→ WORK REQUIRED: How many lines of the data contain "Validar"? Reply with the number alone.

-*-*-

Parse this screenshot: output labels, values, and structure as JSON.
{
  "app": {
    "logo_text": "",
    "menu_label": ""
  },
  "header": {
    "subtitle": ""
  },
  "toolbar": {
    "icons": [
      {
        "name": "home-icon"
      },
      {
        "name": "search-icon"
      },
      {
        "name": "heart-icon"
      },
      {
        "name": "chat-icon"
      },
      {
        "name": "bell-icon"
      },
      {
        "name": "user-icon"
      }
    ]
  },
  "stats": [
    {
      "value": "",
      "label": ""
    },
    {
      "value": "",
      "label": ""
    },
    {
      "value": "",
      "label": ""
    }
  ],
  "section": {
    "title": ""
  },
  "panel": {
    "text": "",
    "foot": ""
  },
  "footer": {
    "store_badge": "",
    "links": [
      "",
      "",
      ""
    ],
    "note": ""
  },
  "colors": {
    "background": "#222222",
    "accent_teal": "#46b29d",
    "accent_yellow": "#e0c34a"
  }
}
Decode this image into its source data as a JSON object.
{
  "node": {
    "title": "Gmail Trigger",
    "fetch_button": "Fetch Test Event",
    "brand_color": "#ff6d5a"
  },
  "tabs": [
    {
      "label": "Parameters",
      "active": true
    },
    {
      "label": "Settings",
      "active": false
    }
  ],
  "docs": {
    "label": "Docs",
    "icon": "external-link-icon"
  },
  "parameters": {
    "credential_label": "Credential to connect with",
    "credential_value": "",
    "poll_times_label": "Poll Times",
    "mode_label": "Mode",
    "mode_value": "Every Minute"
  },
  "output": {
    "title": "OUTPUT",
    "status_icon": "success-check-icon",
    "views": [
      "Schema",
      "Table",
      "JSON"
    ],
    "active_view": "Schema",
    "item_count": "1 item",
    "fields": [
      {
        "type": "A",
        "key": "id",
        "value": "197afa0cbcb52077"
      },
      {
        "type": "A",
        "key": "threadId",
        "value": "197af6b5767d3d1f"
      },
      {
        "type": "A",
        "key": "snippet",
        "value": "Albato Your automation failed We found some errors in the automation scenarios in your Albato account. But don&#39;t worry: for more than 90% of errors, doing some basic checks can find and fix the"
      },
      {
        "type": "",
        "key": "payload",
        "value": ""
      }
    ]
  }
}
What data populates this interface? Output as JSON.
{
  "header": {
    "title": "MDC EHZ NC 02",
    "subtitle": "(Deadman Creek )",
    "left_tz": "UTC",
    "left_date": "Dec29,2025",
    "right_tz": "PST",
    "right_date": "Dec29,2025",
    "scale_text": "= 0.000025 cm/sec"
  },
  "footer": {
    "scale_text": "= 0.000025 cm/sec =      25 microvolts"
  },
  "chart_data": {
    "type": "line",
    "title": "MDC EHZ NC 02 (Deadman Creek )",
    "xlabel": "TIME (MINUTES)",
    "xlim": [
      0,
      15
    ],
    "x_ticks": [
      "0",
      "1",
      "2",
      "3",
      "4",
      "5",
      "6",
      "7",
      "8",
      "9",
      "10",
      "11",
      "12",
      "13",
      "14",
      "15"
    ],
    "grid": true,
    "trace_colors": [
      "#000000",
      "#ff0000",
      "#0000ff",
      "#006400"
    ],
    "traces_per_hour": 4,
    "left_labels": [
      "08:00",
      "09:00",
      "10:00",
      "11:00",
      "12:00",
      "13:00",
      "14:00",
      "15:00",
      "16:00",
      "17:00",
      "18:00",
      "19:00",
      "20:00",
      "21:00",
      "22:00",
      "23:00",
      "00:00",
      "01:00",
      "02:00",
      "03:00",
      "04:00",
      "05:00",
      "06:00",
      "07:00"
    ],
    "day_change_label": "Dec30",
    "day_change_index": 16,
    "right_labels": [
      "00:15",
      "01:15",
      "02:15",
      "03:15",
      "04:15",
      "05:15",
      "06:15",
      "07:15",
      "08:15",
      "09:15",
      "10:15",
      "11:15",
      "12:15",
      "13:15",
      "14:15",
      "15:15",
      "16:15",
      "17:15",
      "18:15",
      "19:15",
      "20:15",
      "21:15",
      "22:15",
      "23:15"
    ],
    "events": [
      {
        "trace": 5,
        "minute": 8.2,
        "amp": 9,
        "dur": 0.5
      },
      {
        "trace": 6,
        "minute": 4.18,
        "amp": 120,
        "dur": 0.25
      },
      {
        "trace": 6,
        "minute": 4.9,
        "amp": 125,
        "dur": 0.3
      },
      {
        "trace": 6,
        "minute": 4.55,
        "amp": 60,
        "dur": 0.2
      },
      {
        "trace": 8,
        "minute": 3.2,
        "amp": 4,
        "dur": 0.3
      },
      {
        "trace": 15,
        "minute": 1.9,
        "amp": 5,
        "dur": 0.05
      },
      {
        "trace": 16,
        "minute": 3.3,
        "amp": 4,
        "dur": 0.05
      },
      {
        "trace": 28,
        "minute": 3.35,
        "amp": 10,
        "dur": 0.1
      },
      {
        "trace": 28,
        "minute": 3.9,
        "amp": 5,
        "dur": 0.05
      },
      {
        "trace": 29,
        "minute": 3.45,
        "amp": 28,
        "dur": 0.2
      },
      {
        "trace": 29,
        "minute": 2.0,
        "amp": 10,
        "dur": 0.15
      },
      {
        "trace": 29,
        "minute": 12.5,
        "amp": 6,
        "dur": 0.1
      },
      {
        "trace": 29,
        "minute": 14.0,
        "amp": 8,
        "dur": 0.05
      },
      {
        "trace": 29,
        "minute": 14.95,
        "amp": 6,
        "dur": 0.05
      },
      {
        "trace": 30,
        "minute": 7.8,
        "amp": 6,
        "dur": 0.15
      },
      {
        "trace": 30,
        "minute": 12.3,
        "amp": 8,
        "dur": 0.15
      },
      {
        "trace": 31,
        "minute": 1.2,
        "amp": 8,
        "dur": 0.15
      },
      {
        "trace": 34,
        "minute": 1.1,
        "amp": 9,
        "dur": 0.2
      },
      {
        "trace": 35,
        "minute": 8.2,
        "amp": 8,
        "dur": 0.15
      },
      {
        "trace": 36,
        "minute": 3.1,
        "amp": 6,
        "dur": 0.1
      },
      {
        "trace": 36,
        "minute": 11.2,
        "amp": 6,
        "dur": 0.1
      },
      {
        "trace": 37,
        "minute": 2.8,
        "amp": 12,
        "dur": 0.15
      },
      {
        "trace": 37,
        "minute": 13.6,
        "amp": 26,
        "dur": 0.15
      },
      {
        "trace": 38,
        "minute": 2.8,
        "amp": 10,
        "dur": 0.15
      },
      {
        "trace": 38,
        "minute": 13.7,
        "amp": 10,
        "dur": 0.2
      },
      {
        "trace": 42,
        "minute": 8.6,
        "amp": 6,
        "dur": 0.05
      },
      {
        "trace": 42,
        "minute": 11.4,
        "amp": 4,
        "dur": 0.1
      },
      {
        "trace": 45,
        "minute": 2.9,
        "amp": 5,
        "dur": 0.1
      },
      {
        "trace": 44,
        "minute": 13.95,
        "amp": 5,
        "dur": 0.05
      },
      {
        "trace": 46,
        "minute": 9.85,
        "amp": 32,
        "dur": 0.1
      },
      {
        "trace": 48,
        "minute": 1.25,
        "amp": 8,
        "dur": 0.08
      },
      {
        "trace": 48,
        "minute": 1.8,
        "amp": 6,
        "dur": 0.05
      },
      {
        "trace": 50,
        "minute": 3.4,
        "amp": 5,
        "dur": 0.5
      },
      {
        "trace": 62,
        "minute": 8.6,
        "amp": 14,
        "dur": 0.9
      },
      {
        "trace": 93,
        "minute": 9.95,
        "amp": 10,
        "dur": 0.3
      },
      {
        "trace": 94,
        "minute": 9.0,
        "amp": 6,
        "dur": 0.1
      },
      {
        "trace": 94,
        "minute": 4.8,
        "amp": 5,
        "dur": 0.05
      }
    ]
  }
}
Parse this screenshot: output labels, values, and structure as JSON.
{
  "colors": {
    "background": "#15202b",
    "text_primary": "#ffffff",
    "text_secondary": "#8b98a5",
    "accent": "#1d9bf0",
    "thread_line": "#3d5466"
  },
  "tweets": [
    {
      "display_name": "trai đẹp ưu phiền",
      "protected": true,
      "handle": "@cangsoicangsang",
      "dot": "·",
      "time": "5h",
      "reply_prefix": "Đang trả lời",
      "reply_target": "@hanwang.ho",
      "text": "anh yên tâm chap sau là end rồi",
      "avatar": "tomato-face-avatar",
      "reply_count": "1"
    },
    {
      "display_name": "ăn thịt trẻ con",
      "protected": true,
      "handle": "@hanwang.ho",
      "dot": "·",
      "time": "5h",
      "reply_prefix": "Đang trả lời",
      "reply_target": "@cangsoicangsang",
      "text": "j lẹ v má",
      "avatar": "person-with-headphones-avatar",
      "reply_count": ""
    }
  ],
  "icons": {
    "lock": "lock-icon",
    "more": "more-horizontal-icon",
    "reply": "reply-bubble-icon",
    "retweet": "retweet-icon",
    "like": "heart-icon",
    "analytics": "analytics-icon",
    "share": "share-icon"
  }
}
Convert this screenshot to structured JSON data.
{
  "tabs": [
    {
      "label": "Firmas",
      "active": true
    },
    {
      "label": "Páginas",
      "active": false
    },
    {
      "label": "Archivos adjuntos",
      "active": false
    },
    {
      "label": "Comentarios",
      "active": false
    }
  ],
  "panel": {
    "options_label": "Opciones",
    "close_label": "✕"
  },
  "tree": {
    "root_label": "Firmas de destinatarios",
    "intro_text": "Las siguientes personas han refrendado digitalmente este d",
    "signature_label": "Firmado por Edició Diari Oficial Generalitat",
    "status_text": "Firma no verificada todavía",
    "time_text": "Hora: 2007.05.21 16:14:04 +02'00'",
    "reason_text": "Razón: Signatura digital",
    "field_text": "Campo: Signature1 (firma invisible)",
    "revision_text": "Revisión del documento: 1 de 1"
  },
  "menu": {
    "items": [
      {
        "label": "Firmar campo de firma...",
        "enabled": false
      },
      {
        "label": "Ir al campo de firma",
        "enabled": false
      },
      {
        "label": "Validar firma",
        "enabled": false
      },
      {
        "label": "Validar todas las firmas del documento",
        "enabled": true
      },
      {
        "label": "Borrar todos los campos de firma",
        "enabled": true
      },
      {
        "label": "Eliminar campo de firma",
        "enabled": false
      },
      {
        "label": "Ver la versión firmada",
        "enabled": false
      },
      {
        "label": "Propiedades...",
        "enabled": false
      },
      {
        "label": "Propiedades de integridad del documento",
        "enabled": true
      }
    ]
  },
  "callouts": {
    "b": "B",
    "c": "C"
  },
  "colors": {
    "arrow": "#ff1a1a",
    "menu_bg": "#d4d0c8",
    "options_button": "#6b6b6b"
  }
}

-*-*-

→ THE COMPLETED TASK: 2